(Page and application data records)
- - - - -
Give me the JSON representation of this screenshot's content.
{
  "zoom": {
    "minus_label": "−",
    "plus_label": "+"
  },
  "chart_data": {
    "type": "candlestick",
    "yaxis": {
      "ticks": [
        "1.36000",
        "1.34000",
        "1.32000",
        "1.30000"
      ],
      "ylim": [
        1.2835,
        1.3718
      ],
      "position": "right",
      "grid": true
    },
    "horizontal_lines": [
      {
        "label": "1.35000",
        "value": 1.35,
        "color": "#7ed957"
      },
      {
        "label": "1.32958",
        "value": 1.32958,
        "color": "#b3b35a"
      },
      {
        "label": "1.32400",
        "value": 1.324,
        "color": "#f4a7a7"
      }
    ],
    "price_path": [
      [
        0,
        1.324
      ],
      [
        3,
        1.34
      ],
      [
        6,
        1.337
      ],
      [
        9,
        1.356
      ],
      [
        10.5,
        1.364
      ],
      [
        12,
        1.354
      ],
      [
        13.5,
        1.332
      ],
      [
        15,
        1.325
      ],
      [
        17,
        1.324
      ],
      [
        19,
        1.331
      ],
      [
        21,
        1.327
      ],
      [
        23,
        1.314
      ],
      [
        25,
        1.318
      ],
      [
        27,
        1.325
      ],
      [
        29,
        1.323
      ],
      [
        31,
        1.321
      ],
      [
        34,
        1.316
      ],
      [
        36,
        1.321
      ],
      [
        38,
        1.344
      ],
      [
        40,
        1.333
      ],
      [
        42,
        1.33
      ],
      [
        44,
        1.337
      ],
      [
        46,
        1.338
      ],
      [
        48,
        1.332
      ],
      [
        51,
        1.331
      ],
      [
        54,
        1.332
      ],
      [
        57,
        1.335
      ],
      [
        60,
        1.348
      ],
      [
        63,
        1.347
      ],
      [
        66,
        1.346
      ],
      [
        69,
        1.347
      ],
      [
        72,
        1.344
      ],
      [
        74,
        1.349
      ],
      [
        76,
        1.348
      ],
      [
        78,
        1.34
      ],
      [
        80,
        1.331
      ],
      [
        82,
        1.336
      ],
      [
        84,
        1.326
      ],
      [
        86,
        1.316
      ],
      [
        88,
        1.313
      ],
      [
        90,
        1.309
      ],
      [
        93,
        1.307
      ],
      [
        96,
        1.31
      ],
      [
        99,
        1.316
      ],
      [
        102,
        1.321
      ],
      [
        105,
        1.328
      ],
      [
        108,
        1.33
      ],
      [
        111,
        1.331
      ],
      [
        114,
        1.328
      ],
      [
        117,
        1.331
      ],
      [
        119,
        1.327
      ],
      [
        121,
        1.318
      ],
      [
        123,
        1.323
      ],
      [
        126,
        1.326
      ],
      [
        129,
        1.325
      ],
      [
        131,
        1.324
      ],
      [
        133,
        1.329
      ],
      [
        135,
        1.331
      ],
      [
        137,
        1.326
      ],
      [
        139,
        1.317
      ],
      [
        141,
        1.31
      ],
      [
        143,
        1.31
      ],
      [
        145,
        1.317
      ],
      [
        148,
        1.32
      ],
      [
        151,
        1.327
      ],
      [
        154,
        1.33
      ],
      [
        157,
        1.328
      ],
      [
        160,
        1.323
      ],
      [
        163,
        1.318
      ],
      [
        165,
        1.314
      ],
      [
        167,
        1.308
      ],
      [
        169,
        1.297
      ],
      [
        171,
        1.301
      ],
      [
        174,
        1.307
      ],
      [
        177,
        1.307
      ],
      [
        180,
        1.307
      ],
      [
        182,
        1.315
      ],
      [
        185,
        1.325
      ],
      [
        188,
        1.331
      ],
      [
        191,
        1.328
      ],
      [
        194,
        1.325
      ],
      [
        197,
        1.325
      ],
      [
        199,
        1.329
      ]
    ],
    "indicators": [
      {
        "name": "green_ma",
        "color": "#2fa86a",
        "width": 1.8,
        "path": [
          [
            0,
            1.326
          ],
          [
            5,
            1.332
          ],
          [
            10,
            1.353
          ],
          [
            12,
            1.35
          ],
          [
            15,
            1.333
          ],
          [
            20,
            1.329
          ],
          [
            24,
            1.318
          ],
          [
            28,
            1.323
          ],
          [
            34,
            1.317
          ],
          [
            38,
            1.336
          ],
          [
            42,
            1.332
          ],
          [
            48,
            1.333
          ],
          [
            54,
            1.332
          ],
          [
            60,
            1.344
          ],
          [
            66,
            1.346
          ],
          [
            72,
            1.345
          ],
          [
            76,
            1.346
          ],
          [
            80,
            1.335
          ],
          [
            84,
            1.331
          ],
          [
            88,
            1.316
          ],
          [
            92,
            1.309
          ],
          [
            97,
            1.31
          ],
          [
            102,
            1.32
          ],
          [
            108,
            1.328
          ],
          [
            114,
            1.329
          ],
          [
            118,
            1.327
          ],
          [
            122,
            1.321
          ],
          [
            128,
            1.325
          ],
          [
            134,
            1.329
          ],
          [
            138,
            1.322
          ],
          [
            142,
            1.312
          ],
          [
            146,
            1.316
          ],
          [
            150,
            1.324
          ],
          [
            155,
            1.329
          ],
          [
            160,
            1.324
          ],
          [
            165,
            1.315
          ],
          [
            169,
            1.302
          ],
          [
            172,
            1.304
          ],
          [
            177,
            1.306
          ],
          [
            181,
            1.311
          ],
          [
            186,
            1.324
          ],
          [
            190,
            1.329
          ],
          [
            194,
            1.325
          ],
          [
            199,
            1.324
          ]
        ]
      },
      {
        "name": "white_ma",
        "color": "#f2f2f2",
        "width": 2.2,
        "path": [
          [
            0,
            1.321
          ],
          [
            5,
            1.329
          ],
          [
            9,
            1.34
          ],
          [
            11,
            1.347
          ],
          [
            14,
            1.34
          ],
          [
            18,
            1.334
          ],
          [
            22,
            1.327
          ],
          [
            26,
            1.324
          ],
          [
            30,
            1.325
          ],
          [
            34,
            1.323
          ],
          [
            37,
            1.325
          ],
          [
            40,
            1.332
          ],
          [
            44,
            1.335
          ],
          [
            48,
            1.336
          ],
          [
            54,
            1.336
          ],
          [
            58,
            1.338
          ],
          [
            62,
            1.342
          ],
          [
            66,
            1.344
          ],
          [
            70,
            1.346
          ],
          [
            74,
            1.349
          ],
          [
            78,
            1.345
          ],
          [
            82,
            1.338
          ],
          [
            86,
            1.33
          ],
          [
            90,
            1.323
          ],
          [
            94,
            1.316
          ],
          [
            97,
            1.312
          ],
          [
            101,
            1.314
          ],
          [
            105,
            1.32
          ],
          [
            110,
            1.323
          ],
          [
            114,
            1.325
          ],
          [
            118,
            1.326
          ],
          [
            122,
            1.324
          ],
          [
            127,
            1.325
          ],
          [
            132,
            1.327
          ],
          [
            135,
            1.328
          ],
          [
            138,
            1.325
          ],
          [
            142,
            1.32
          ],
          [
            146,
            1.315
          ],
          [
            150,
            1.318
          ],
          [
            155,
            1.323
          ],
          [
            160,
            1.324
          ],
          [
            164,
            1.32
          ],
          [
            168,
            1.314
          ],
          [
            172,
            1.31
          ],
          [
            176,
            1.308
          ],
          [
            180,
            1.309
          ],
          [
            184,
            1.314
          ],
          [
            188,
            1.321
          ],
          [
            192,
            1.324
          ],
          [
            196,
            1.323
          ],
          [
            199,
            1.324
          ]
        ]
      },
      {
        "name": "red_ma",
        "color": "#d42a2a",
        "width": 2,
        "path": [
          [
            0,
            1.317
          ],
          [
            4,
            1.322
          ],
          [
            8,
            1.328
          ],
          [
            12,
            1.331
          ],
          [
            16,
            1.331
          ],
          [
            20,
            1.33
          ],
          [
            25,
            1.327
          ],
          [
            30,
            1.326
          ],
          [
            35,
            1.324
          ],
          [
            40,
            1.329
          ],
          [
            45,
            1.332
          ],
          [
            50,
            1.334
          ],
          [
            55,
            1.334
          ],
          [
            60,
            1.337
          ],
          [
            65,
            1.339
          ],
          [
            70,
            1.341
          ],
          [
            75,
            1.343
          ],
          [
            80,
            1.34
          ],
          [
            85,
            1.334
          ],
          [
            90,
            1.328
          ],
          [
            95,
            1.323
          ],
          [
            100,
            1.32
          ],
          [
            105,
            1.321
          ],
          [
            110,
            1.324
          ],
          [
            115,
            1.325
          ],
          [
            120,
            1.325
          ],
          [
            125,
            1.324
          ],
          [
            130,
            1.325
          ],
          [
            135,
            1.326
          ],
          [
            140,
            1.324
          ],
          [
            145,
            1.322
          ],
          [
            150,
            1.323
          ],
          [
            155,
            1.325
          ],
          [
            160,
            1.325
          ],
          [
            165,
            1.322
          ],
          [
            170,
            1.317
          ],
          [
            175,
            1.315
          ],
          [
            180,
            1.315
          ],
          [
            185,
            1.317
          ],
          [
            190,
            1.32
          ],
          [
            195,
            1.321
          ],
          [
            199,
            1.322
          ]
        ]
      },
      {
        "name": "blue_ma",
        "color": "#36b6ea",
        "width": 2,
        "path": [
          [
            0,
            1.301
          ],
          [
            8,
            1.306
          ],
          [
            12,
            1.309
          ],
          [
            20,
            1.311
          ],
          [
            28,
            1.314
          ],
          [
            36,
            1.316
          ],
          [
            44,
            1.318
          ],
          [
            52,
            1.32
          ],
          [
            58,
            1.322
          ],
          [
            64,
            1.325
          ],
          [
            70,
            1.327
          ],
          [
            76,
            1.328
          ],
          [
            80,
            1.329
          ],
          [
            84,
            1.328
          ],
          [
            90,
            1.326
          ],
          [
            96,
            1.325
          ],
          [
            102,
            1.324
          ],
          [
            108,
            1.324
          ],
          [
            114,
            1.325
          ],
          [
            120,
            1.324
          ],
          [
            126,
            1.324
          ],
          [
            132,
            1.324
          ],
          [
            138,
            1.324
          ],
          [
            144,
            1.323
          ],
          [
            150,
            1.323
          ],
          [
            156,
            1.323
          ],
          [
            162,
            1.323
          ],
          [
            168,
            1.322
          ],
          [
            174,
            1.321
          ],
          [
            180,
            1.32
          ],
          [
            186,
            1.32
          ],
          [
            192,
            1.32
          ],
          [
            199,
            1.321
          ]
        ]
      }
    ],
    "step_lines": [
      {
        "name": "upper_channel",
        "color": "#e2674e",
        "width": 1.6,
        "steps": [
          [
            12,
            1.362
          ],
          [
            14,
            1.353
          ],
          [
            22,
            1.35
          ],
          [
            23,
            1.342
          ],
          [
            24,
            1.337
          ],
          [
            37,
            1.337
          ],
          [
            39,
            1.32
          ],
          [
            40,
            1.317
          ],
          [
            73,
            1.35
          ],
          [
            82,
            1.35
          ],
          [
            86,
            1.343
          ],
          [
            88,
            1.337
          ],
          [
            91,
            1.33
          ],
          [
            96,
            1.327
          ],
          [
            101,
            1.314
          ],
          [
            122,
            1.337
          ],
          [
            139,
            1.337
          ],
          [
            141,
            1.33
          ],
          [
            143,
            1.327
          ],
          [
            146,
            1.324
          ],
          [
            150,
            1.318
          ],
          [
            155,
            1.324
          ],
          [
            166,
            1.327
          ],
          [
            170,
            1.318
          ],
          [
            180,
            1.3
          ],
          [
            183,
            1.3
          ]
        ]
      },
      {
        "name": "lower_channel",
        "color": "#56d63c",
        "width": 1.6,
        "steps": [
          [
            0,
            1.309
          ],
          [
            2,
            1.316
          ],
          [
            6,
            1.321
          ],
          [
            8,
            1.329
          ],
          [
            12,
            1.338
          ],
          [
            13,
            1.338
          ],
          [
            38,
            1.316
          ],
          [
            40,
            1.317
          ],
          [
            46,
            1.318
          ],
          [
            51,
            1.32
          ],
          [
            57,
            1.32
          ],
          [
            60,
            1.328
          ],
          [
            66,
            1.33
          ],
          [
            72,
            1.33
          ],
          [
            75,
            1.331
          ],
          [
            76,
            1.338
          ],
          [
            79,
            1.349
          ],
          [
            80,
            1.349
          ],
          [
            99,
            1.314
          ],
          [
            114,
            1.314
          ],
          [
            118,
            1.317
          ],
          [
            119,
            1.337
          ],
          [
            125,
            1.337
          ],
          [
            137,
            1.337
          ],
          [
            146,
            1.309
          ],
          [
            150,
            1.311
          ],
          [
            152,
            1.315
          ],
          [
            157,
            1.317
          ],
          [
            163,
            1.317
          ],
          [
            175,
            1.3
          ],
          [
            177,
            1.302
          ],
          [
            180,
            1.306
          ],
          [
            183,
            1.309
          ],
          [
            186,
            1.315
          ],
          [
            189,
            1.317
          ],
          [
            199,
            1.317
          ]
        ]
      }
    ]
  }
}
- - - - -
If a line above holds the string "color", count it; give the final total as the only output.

9